Leo Durocher managed the Cubs from 1966-72. However, it was in 1948 while managing the Brooklyn Dodgers, he is credited with having said, “Nice guys finish last.”
Over the weekend, I saw two guys in action who prove the axiom inaccurate — one on video, one in person and both addressing issues that tend to dominate this space.
The video star was Michigan State head basketball coach Tom Izzo. With thunderstorms approaching East Lansing before a scheduled noon kickoff, the public address announcer there had asked fans to evacuate the stands.
But the students were refusing.
Whereupon Izzo obtained a microphone, walked down the sidelines, stationed himself in front of the students and pleaded with them to put safety first. In return for their cooperation, he promised to sit in their midst for the entirety of the game, once it started. True to his word, after the weather cleared, that is exactly what he did.
Izzo is as fine a college basketball coach as there is in the country (six Final Fours and a 2000 National Championship in 18 years) but few of his peers are “nice guys.”
I'm sure, having seen Izzo in action coaching, there are times he's pretty tough on referees and his own players. Still, Izzo's conduct Saturday certainly was not out of character. I know from personal experience.
Eight years ago in South Bend, after the Spartans defeated the Irish 44-41, I attended Mass in one of the dormitories on campus with family and friends. Just as Mass was starting, I heard a buzz in the congregation behind me, looked back, and saw Izzo and his family slide into seats three rows behind me.
And there he stayed — until long after Mass had ended. Once the priest gave the final blessing, Izzo was mobbed by dormitory residents. Eventually, his wife and children slipped out of the building but Izzo remained until every last admirer had received an autograph, posed for a picture, or exchanged a word or two.

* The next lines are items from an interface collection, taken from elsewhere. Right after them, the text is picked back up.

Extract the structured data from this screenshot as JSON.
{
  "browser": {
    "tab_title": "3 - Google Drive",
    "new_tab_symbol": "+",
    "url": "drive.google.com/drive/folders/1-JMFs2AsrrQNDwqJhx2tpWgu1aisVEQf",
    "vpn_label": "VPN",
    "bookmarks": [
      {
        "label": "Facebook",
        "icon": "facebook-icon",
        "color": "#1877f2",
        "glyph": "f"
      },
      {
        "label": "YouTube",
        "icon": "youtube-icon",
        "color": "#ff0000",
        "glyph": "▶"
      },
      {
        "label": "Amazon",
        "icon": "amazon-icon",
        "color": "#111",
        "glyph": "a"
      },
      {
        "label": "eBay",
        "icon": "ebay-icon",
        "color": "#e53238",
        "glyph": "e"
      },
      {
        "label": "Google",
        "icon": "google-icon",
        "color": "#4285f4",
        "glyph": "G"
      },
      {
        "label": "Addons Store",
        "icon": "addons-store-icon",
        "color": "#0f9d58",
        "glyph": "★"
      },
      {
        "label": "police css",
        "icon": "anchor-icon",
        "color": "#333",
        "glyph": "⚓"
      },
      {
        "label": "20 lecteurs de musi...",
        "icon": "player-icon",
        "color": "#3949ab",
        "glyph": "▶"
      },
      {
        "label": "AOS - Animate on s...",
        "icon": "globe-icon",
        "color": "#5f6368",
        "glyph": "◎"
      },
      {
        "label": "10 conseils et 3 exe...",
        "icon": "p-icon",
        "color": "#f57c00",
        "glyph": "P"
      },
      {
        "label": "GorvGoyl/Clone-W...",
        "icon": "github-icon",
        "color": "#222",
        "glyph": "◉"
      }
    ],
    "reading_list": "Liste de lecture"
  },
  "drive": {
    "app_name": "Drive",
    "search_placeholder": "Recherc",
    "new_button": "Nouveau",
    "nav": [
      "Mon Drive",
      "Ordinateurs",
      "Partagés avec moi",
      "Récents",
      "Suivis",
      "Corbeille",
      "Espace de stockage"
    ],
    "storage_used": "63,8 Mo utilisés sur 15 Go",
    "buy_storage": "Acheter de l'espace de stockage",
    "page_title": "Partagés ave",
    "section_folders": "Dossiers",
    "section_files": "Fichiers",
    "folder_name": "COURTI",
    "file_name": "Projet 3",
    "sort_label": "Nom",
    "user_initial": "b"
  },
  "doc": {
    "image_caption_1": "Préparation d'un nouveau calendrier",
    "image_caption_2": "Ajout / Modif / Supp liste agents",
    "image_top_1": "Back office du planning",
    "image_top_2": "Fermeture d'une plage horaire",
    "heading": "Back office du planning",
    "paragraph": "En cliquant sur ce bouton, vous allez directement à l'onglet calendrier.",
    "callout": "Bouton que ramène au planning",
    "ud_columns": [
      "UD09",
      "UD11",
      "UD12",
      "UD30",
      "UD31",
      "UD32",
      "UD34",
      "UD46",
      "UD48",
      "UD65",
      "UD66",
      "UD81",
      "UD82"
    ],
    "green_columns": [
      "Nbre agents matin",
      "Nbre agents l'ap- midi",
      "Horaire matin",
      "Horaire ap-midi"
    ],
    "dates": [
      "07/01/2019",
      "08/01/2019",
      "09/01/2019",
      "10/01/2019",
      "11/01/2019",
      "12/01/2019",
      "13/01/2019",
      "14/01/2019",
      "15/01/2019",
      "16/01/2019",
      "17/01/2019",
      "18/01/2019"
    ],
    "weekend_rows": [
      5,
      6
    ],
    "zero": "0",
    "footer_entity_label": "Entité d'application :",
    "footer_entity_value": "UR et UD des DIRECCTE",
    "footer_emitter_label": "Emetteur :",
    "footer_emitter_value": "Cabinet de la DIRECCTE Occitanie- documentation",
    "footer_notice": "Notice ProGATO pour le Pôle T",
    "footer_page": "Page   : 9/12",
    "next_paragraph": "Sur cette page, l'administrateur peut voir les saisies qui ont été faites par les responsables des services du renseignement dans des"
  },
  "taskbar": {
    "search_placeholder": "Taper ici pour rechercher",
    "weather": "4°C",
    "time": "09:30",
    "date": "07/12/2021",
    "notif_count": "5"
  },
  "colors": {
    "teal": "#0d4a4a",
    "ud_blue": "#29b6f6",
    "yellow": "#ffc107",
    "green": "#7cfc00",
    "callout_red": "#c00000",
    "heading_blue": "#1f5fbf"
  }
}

Not on his own campus, Izzo didn't have to do that.
A little closer to home on Saturday, another nice guy did something he didn't have to. Community Healthcare System in Munster was holding its annual Innovation in Neurosurgery Symposium for staff physicians and nurses.
Neurosurgeon Julian Bailes, MD is one of the foremost concussion experts in the world. Since 1994, he has been a neurological consultant to the NFL Players’ Association (NFLPA), which has supported research on the effects of head injuries on professional athletes. He is the Medical Director of the Center for Study of Retired Athletes based at the University of North Carolina, Chapel Hill. He has been an advisor to the NCAA and also is the Medical Director for Pop Warner Football, the largest youth sports association in the U.S.
Saturday, on what should have been a day off and on relatively short notice, he drove down from Evanston and gave a presentation entitled “Mild Traumatic Brain Injuries in Sports: Are They Really Mild?”
Next week in this space, Dr. Bailes answers that question.
John Doherty is a certified athletic trainer and licensed physical therapist. This column reflects solely his opinion. Reach him at email@example.com. Follow him on Twitter @JDohertyATCPT.